14 July 2021

Made a ‘mistake’ on your business activity statement (BAS)? Don’t worry, most mistakes (like the one in the title of this article!) are easy to fix.

A mistake is an amount that was incorrect when you lodged. For example:

  • clerical or transposition errors
  • classifying a GST-free sale or purchase as taxable
  • classifying a taxable sale or purchase as GST-free
  • double-counting some of your purchases.

If you’ve made a mistake, you can fix it on your next BAS or revise the original.

Sometimes, a sale or purchase that was reported correctly at the time of lodgment may change later. For example:

  • the price changes
  • the goods are returned and the sale is cancelled.

  • Do you need mistakes fixed give us a call and we will assist you?

 

Learn about what STP Phase 2 means for you

 

  • 12 July 2021

    Single Touch Payroll (STP) Phase 2 reporting starts 1 January 2022. If you employ staff, you’ll need to be ready for this change. New guidelines that explain the changes are now available to help.

    STP Phase 2 reporting means changes to the way you report:

    • amounts paid to staff – instead of reporting a single gross amount, you’ll separately show items such as overtime, paid leave, and bonuses and commissions
    • income types – you’ll include information such as whether a payment is regular salary and wages or income for working holiday makers
    • employment conditions – you’ll provide some additional information such as whether your employee is fulltime, part-time or casual and if they leave, the reason they stop working with you.

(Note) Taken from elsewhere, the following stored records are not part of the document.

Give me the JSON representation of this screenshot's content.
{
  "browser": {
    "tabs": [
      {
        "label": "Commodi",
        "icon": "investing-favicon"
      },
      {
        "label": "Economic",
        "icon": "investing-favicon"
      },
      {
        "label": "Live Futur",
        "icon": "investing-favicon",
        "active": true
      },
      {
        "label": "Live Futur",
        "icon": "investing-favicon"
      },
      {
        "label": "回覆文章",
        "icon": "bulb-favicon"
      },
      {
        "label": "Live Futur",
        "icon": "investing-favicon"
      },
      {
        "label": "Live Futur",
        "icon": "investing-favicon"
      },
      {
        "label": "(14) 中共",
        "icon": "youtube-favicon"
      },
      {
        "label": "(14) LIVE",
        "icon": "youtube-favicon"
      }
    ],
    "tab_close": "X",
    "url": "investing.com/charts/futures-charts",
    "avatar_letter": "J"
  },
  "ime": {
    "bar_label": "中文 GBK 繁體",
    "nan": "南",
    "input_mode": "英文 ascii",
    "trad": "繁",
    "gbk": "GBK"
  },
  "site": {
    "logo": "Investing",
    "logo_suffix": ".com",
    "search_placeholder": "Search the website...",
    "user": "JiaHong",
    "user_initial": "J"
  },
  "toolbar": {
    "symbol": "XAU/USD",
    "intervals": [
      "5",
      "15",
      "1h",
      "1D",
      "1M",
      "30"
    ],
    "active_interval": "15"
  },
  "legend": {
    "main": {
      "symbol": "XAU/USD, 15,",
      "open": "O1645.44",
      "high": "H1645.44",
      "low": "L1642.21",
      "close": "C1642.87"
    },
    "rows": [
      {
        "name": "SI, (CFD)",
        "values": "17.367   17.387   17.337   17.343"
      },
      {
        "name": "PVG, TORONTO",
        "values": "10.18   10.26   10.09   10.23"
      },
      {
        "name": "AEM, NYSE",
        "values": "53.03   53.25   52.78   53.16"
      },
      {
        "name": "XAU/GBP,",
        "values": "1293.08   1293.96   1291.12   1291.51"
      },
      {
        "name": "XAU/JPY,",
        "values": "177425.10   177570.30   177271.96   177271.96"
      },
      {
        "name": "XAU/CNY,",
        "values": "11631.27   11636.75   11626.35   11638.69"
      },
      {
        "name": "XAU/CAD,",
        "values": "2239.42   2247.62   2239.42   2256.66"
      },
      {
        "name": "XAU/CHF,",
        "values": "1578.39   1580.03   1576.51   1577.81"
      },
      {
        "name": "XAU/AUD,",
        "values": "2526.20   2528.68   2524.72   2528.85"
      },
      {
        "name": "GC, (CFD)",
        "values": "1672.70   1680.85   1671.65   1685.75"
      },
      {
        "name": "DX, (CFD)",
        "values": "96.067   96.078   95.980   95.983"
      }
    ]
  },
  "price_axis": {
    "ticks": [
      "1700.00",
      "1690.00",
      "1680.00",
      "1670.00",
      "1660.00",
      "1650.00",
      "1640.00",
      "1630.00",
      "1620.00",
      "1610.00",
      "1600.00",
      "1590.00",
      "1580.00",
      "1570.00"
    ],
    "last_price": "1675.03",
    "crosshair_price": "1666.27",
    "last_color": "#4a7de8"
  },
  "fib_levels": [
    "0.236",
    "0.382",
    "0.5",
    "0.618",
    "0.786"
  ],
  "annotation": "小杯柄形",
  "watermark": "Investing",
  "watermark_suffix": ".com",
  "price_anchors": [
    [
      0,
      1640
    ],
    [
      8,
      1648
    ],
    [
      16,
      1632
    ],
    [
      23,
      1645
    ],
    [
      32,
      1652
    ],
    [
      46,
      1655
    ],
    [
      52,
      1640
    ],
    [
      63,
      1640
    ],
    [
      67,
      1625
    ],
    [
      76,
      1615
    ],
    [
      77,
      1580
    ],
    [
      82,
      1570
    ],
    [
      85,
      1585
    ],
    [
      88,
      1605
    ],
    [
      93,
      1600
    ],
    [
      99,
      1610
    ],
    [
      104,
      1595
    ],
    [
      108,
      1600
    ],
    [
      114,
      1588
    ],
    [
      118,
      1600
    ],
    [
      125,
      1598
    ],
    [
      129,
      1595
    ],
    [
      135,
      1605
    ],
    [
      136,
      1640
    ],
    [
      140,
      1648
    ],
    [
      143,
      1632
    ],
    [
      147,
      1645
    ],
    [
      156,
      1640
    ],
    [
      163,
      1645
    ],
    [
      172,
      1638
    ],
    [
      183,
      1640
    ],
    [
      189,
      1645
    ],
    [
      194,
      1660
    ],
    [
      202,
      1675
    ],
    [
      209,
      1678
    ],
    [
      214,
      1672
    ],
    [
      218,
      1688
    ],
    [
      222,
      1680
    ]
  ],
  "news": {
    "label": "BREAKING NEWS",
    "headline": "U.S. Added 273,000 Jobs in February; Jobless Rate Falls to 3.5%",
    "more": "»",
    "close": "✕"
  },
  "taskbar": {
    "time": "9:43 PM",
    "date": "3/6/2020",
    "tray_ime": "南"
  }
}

    The way you lodge and the due date of your STP reports don’t change.

    Your STP-enabled software will be updated by your software provider. When it is updated the software provider will let you know the next steps you should take.

    Check our guidelines to help you understand the changes and what they mean for you.

    Pay contractors?

     

    • 8 July 2021

      You may need to lodge a Taxable payments annual report (TPAR) by 28 August if your business pays contractors to provide the following services:

      • building and construction
      • cleaning
      • courier services
      • road freight
      • IT and security
      • investigation or surveillance.

      Doing your TPAR involves three steps:

      • Prepare – work out if you need to report. Due to COVID-19, you may have contracted out more services in the past year, for example cleaning or delivery, so you may need to lodge a TPAR for the first time.
      • Record – check you’re keeping the right records, such as total payments you make to each contractor for services. This includes cash payments.
      • Report – lodge your TPAR online by 28 August. Lodging on time allows us to prefill the information in sole traders’ tax returns. It also lets us check for contractors not meeting their tax obligations, as we work to keep it fair for those who do the right thing.

      Remember, registered tax agents and BAS agents can help you with your tax.

      Find out more: